Pay Your Electricity Bill Effortlessly

Utilities like water and power can end up costing nearly as much as your rent or house payment in a bad month. Unfortunately, you can’t cut off your water service to save money the way you could cut the cable. Here are a few tips to tame your utility bills and make it easier to pay your electric bill with ease.

Clean Up

Cleaning the coils on your refrigerator helps it work more efficiently. Cleaning the coils on your air conditioner can do the same, but your AC uses far more power than your fridge. Remove any debris from the air intakes, whether it is leaving piles up by the AC or the air vent to your furnace. Rinse the air filters for your room air filters, the air conditioner, and your dehumidifier.

Turn It Off

While the appliances that are sleeping may use less energy than when on, the reality is that they use almost as much power in standby as they do when active. The solution is to turn things off. Unless your game station is downloading updates, unplug it to save power. Turn off the TV instead of letting it sit in standby, or worse, use it as background noise.

When gadgets are fully charged, disconnect them from the charging station and turn off the charging station. If you can’t stand to turn off your computer, turn off the monitor instead. Turn off lights when they aren’t in use, and consider when you can utilize natural light instead. Don’t let appliances idly run while you’re busy. Get the clothes out of the dryer instead of letting it run every five minutes to prevent clothes from wrinkling.

Turn off the oven when you’re done with it. The same might be said for your pool pump or air filters. Does it need to be running? If not, consider turning it off for a while.

Track Energy Usage

You can get apps that report energy usage in your home. These apps can tap into your smart meter and tell you which appliances are consuming the most energy. If you can’t cut back on energy usage, you could get advice on how to shift energy usage in order to reduce your electric bill.

For example, running the clothes dryer at night may allow you to get utility discounts. One of the advantages of hydroelectric energy is that despite facing daily and seasonal variations, utility companies will still provide discounts when the demand for power is lower.

Set up the dishwasher to run a heavy load when you go to bed, and the cost per kilowatt maybe a third of what you’d pay if it ran during the day. You may also find that the AC is running heavily during the hottest part of the day.

Could you alter the thermal profile of your home so that it uses less energy while keeping you comfortable, such as not trying to keep the house at 65 when you’re at work? If you cannot get the house comfortable without the AC running full blast all the time, you may need to have the air conditioner repaired or replaced with a more powerful unit.

Check for Leaks

If you’ve ever heard the joke that you’re not heating the neighborhood, recognize that there is an element of truth to that joke. When you leave the door open while you’re bringing in groceries or getting the mail, you’re wasting the energy used to heat or cool that air. Gaps in your window frame and window stripping cost you the same way.

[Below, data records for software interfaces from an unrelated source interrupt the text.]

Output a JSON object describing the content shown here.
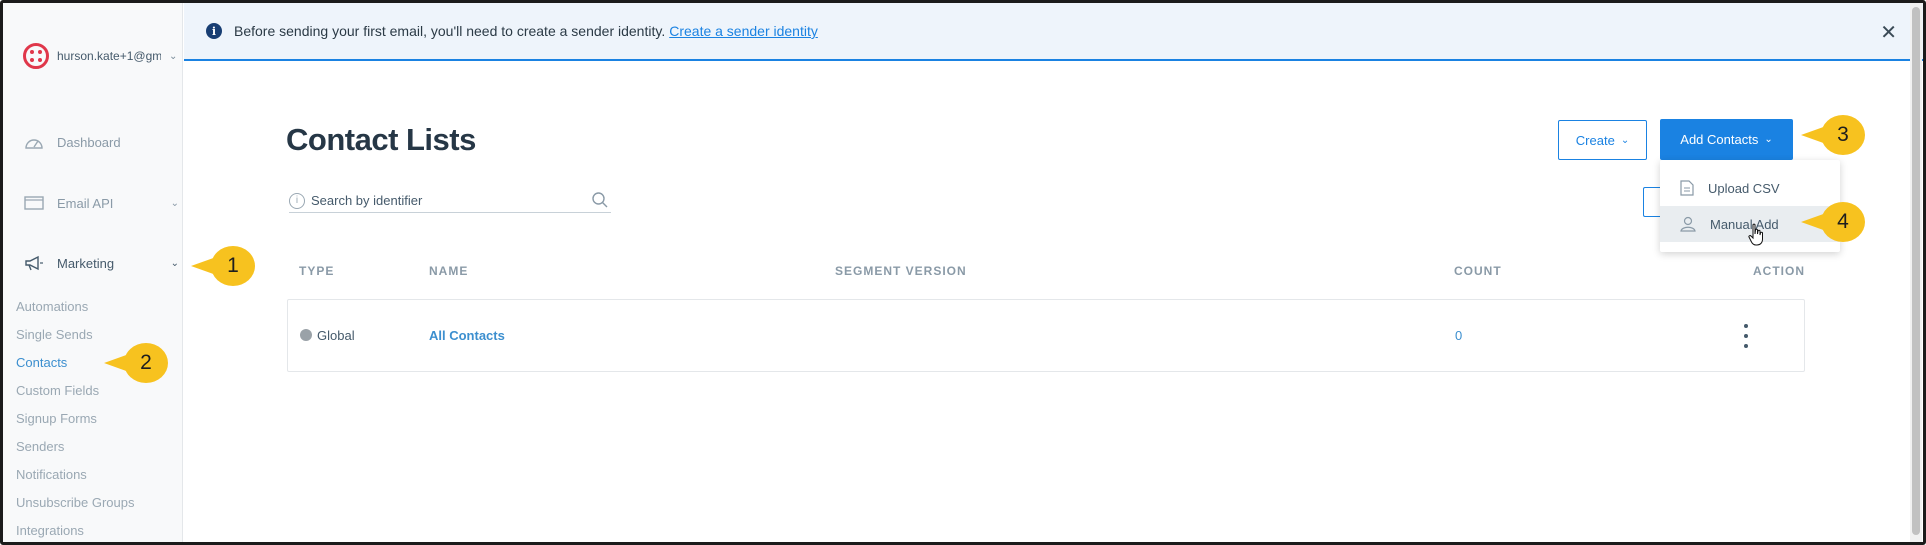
{
  "account": {
    "name": "hurson.kate+1@gm"
  },
  "sidebar": {
    "nav": [
      {
        "label": "Dashboard",
        "icon": "gauge-icon"
      },
      {
        "label": "Email API",
        "icon": "code-window-icon"
      },
      {
        "label": "Marketing",
        "icon": "megaphone-icon"
      }
    ],
    "sub_items": [
      {
        "label": "Automations"
      },
      {
        "label": "Single Sends"
      },
      {
        "label": "Contacts"
      },
      {
        "label": "Custom Fields"
      },
      {
        "label": "Signup Forms"
      },
      {
        "label": "Senders"
      },
      {
        "label": "Notifications"
      },
      {
        "label": "Unsubscribe Groups"
      },
      {
        "label": "Integrations"
      }
    ]
  },
  "banner": {
    "text": "Before sending your first email, you'll need to create a sender identity.",
    "link": "Create a sender identity"
  },
  "main": {
    "title": "Contact Lists",
    "search_placeholder": "Search by identifier",
    "create_label": "Create",
    "add_contacts_label": "Add Contacts",
    "dropdown": [
      {
        "label": "Upload CSV",
        "icon": "document-icon"
      },
      {
        "label": "Manual Add",
        "icon": "person-icon"
      }
    ],
    "table": {
      "headers": [
        "TYPE",
        "NAME",
        "SEGMENT VERSION",
        "COUNT",
        "ACTION"
      ],
      "rows": [
        {
          "type": "Global",
          "name": "All Contacts",
          "segment_version": "",
          "count": "0"
        }
      ]
    }
  },
  "callouts": [
    "1",
    "2",
    "3",
    "4"
  ],
  "colors": {
    "accent": "#1a82e2",
    "callout": "#f7c21f",
    "brand": "#e0374a"
  }
}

Leaks in your hot water heater waste both water and the energy used to heat it. Look for water leaks when you suspect them, too. Not only does this damage the structure of your home and wastewater, but damp insulation has a fraction of the thermal value of dry insulation. This is how a water leak could be contributing to your higher energy bills.

There are a number of things you can do to reduce your energy and water bills without radically changing your lifestyle. Then you’ll be able to save the Earth’s resources and money at the same time. It is truly a win-win for everyone.